The problem: Each entry below is to be reproduced exactly, though any pictures it holds must be omitted.

(Stored items from a collection)
□ □ □ □
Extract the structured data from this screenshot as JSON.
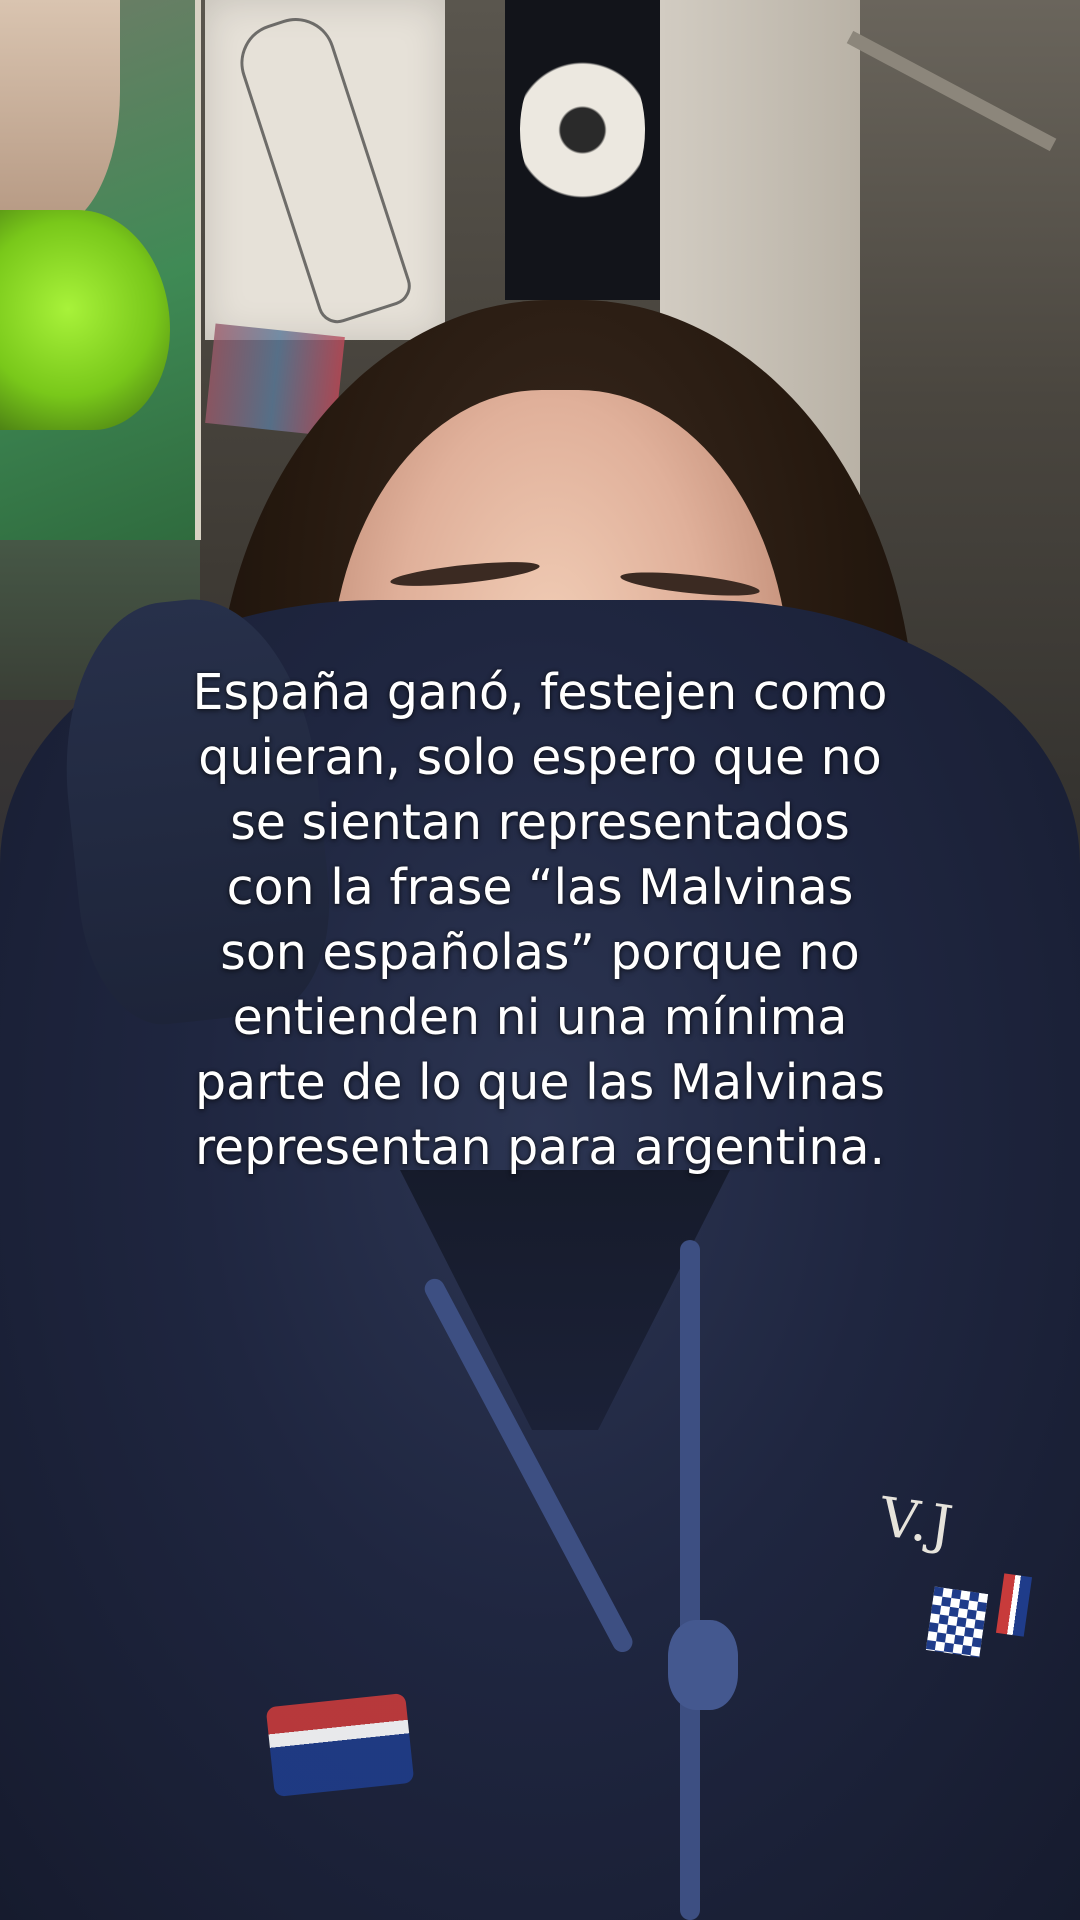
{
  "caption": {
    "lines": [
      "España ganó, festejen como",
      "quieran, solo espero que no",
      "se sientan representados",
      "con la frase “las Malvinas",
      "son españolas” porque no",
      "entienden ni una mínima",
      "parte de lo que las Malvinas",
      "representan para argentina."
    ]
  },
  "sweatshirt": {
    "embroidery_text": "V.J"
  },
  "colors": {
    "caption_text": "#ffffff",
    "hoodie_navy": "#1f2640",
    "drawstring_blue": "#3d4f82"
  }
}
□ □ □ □
Completed exercise:
Extract the structured data from this screenshot as JSON.
{
  "caption": {
    "lines": [
      "España ganó, festejen como",
      "quieran, solo espero que no",
      "se sientan representados",
      "con la frase “las Malvinas",
      "son españolas” porque no",
      "entienden ni una mínima",
      "parte de lo que las Malvinas",
      "representan para argentina."
    ]
  },
  "sweatshirt": {
    "embroidery_text": "V.J"
  },
  "colors": {
    "caption_text": "#ffffff",
    "hoodie_navy": "#1f2640",
    "drawstring_blue": "#3d4f82"
  }
}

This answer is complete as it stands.